• **Work item**:
The entries must be set down again word for word; no pictures belong in the copy.

Element data from apps and pages:
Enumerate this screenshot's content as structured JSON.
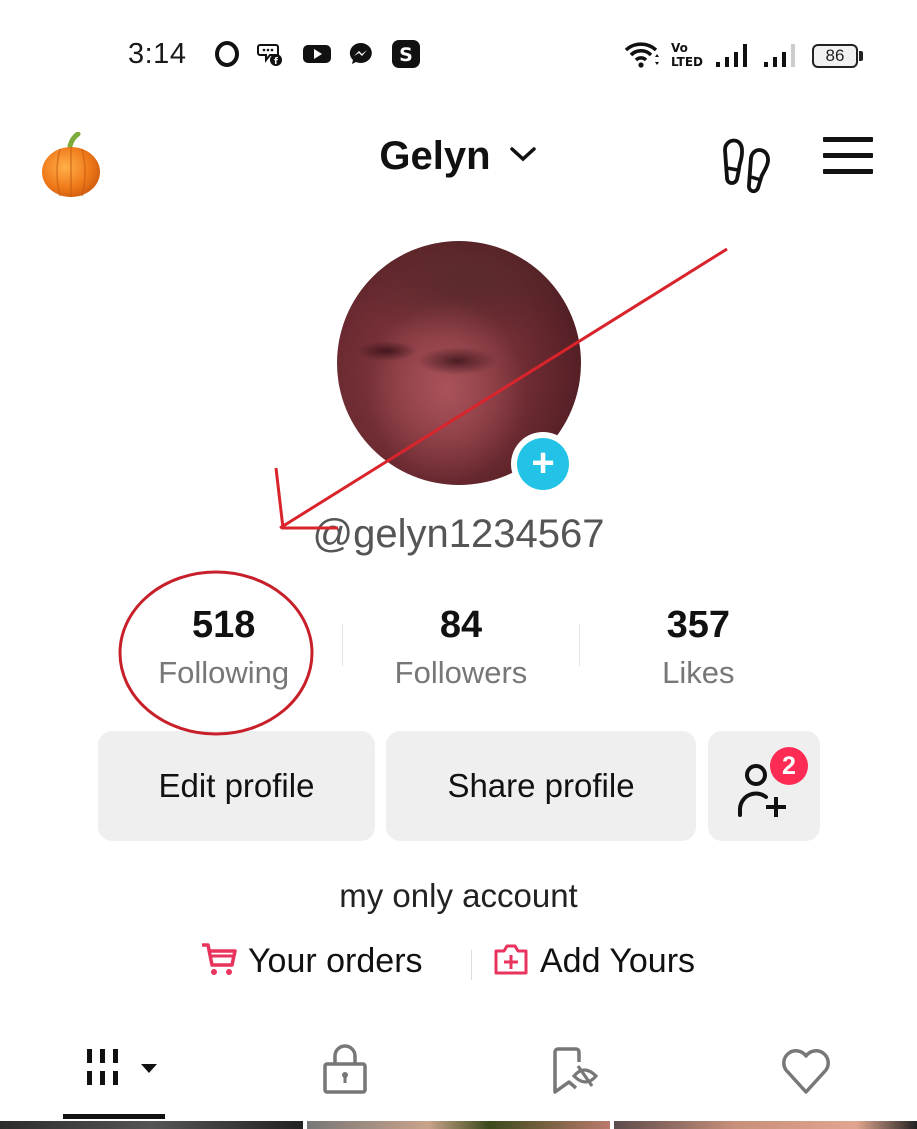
{
  "status_bar": {
    "time": "3:14",
    "app_icons": [
      "opera-icon",
      "facebook-messenger-chat-icon",
      "youtube-icon",
      "messenger-icon",
      "skype-icon"
    ],
    "network": [
      "wifi-icon",
      "volte-icon",
      "signal-icon",
      "signal-icon"
    ],
    "battery": "86"
  },
  "header": {
    "title": "Gelyn",
    "left_icon": "pumpkin-icon",
    "right_icons": [
      "footprint-icon",
      "menu-icon"
    ]
  },
  "profile": {
    "handle": "@gelyn1234567",
    "avatar_action": "+"
  },
  "stats": [
    {
      "value": "518",
      "label": "Following"
    },
    {
      "value": "84",
      "label": "Followers"
    },
    {
      "value": "357",
      "label": "Likes"
    }
  ],
  "buttons": {
    "edit": "Edit profile",
    "share": "Share profile",
    "add_friends_badge": "2"
  },
  "bio": "my only account",
  "links": {
    "orders": "Your orders",
    "add_yours": "Add Yours"
  },
  "tabs": [
    {
      "icon": "grid-icon",
      "active": true
    },
    {
      "icon": "lock-icon",
      "active": false
    },
    {
      "icon": "bookmark-hidden-icon",
      "active": false
    },
    {
      "icon": "heart-icon",
      "active": false
    }
  ],
  "colors": {
    "accent_pink": "#fe2c55",
    "avatar_plus": "#22c3e6",
    "annotation_red": "#d9242c"
  }
}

• **Solution below**:
Enumerate this screenshot's content as structured JSON.
{
  "status_bar": {
    "time": "3:14",
    "app_icons": [
      "opera-icon",
      "facebook-messenger-chat-icon",
      "youtube-icon",
      "messenger-icon",
      "skype-icon"
    ],
    "network": [
      "wifi-icon",
      "volte-icon",
      "signal-icon",
      "signal-icon"
    ],
    "battery": "86"
  },
  "header": {
    "title": "Gelyn",
    "left_icon": "pumpkin-icon",
    "right_icons": [
      "footprint-icon",
      "menu-icon"
    ]
  },
  "profile": {
    "handle": "@gelyn1234567",
    "avatar_action": "+"
  },
  "stats": [
    {
      "value": "518",
      "label": "Following"
    },
    {
      "value": "84",
      "label": "Followers"
    },
    {
      "value": "357",
      "label": "Likes"
    }
  ],
  "buttons": {
    "edit": "Edit profile",
    "share": "Share profile",
    "add_friends_badge": "2"
  },
  "bio": "my only account",
  "links": {
    "orders": "Your orders",
    "add_yours": "Add Yours"
  },
  "tabs": [
    {
      "icon": "grid-icon",
      "active": true
    },
    {
      "icon": "lock-icon",
      "active": false
    },
    {
      "icon": "bookmark-hidden-icon",
      "active": false
    },
    {
      "icon": "heart-icon",
      "active": false
    }
  ],
  "colors": {
    "accent_pink": "#fe2c55",
    "avatar_plus": "#22c3e6",
    "annotation_red": "#d9242c"
  }
}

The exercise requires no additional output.